Kate Lindsay: Yeah, so with something like that, that's something that's more pre planned. I probably found them a week before it went live because there was some chatting with the person and getting their thoughts and then putting it together. When I get an idea that's gonna take a bit longer, I'll be working on that in the background. But more often than not, if it's more just like a take-y thing, I probably just woke up and wrote it.
VFD: Real behind the curtain stuff here. So wait, how long has it been going?
Kate Lindsay: In April it was a year. And it's kind of wild, because I think there were some times we didn't know what it was going to be. For a while it was just: we're gonna do this until we get jobs. But then it kind of grew and grew enough to the point that we were like: I don't think we should abandon this.
And then Nick got a job. And then I got a job. And luckily, the job is together at the Atlantic. So we're still doing it, because now it's become its own thing.
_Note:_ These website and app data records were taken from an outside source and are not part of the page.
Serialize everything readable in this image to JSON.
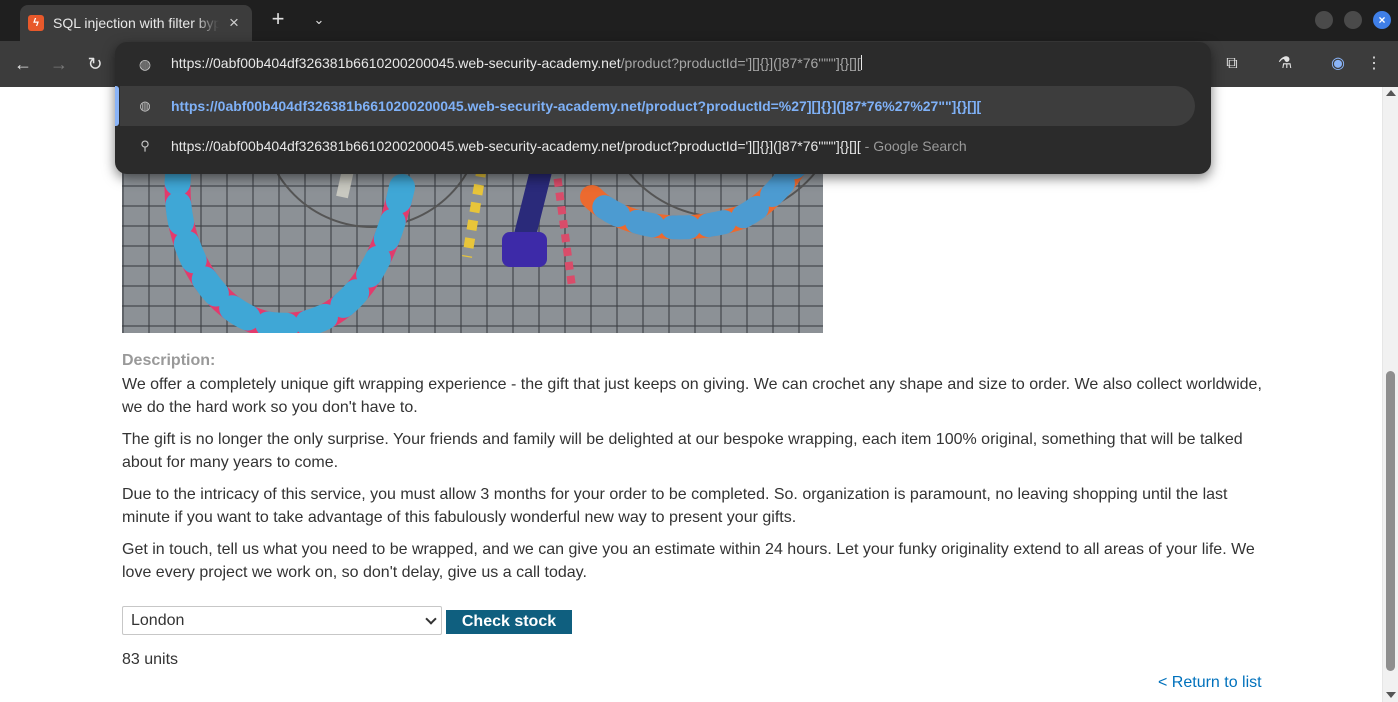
{
  "tab": {
    "title": "SQL injection with filter bypass via XML encoding",
    "favicon": "bolt-favicon-icon",
    "close": "×"
  },
  "tabstrip": {
    "new_tab": "+",
    "tab_search": "⌄"
  },
  "window": {
    "close": "×"
  },
  "toolbar": {
    "back": "←",
    "forward": "→",
    "reload": "↻",
    "extensions": "⧉",
    "labs": "⚗",
    "profile": "◉",
    "menu": "⋮"
  },
  "omnibox": {
    "input_host": "https://0abf00b404df326381b6610200200045.web-security-academy.net",
    "input_path": "/product?productId='][]{}](]87*76'\"\"\"]{}[][",
    "suggestions": [
      {
        "icon": "globe-icon",
        "text": "https://0abf00b404df326381b6610200200045.web-security-academy.net/product?productId=%27][]{}](]87*76%27%27\"\"]{}[][",
        "suffix": ""
      },
      {
        "icon": "search-icon",
        "text": "https://0abf00b404df326381b6610200200045.web-security-academy.net/product?productId='][]{}](]87*76'\"\"\"]{}[][",
        "suffix": " - Google Search"
      }
    ]
  },
  "page": {
    "description_label": "Description:",
    "paragraphs": [
      "We offer a completely unique gift wrapping experience - the gift that just keeps on giving. We can crochet any shape and size to order. We also collect worldwide, we do the hard work so you don't have to.",
      "The gift is no longer the only surprise. Your friends and family will be delighted at our bespoke wrapping, each item 100% original, something that will be talked about for many years to come.",
      "Due to the intricacy of this service, you must allow 3 months for your order to be completed. So. organization is paramount, no leaving shopping until the last minute if you want to take advantage of this fabulously wonderful new way to present your gifts.",
      "Get in touch, tell us what you need to be wrapped, and we can give you an estimate within 24 hours. Let your funky originality extend to all areas of your life. We love every project we work on, so don't delay, give us a call today."
    ],
    "stock_location": "London",
    "check_stock_label": "Check stock",
    "stock_result": "83 units",
    "return_link": "< Return to list"
  },
  "colors": {
    "button": "#0f5f7f",
    "link": "#0071bc",
    "omnibox_link": "#7fb1f7"
  }
}
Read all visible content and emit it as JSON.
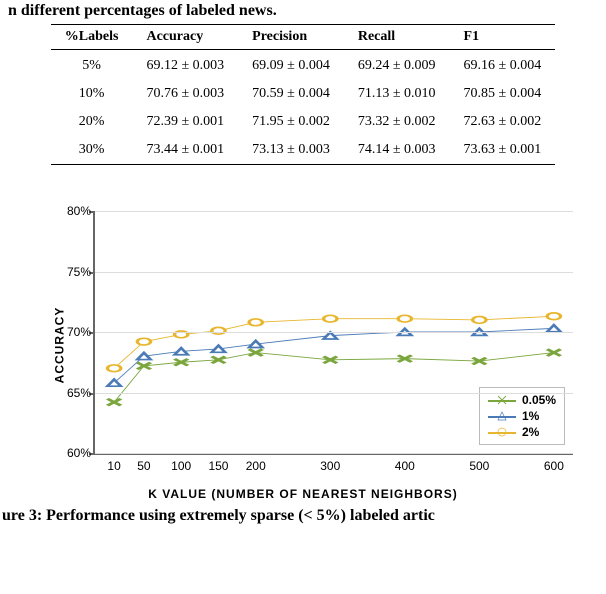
{
  "fragment_top": "n different percentages of labeled news.",
  "table": {
    "headers": [
      "%Labels",
      "Accuracy",
      "Precision",
      "Recall",
      "F1"
    ],
    "rows": [
      [
        "5%",
        "69.12 ± 0.003",
        "69.09 ± 0.004",
        "69.24 ± 0.009",
        "69.16 ± 0.004"
      ],
      [
        "10%",
        "70.76 ± 0.003",
        "70.59 ± 0.004",
        "71.13 ± 0.010",
        "70.85 ± 0.004"
      ],
      [
        "20%",
        "72.39 ± 0.001",
        "71.95 ± 0.002",
        "73.32 ± 0.002",
        "72.63 ± 0.002"
      ],
      [
        "30%",
        "73.44 ± 0.001",
        "73.13 ± 0.003",
        "74.14 ± 0.003",
        "73.63 ± 0.001"
      ]
    ]
  },
  "chart_data": {
    "type": "line",
    "xlabel": "K VALUE (NUMBER OF NEAREST NEIGHBORS)",
    "ylabel": "ACCURACY",
    "x": [
      10,
      50,
      100,
      150,
      200,
      300,
      400,
      500,
      600
    ],
    "ylim": [
      60,
      80
    ],
    "yticks": [
      60,
      65,
      70,
      75,
      80
    ],
    "series": [
      {
        "name": "0.05%",
        "color": "#7aa63d",
        "marker": "x",
        "values": [
          64.2,
          67.2,
          67.5,
          67.7,
          68.3,
          67.7,
          67.8,
          67.6,
          68.3
        ]
      },
      {
        "name": "1%",
        "color": "#4a7bb7",
        "marker": "triangle",
        "values": [
          65.8,
          68.0,
          68.4,
          68.6,
          69.0,
          69.7,
          70.0,
          70.0,
          70.3
        ]
      },
      {
        "name": "2%",
        "color": "#e8b62e",
        "marker": "circle",
        "values": [
          67.0,
          69.2,
          69.8,
          70.1,
          70.8,
          71.1,
          71.1,
          71.0,
          71.3
        ]
      }
    ]
  },
  "legend": {
    "items": [
      {
        "label": "0.05%",
        "color": "#7aa63d",
        "marker": "x"
      },
      {
        "label": "1%",
        "color": "#4a7bb7",
        "marker": "triangle"
      },
      {
        "label": "2%",
        "color": "#e8b62e",
        "marker": "circle"
      }
    ]
  },
  "fragment_bottom": "ure 3: Performance using extremely sparse (< 5%) labeled artic"
}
But in addition to doing embedded, there's so many things that if I didn't write them for embedded, nowhere else would take them. I wrote them for embedded because I didn't see where they would go elsewhere. Like what outlet would take shorter, more informal, blog posts. I know that’s the cliche - that newsletters are the return of blogging - but it is really, because sometimes what I want to say is not super profound, or even 800 words. Sometimes it's 400 words, and there’s not a space for that other than a newsletter.
VFD: Yeah, I think that you're right. The whole newsletters are blogs thing is talked about quite a bit. But I do think it's the saddest thing about the digital media ecosystem we're in right now: it said farewell to the happy go lucky approach of the 2013 era. Leading up to 2013, probably ended around 2013/2014, you could just write literally 200 words. I remember The Awl would review the weather and Gawker would do dog reviews or something. That that was fun. And now everything has to be purposeful.
Kate Lindsay: And I even find myself feeling like I need to do this with embedded, like everything that's written has this pressure that it needs to come to some larger conclusion about society or humanity. And that can be hard to do when it's not - because there are so many serious things happening - but not everything is that serious!
VFD: Sometimes it's just fine.
Kate Lindsay: I also think that the stuff you consume all day does directly, at least for me, impact how you feel about yourself and the world around you. And I do think that if I want to read something, I just want to read something - I'm hesitant to even say stupid - because it should still make you laugh and entertain you and it's a nice piece of writing. I don't think that's stupid, even if it's about something that isn't Earth shattering
VFD: Yeah, yeah, I feel like we're on the way back there.
Kate Lindsay: God I feel like I rambled so much, I have a problem with a rambling.
VFD: No, it's good.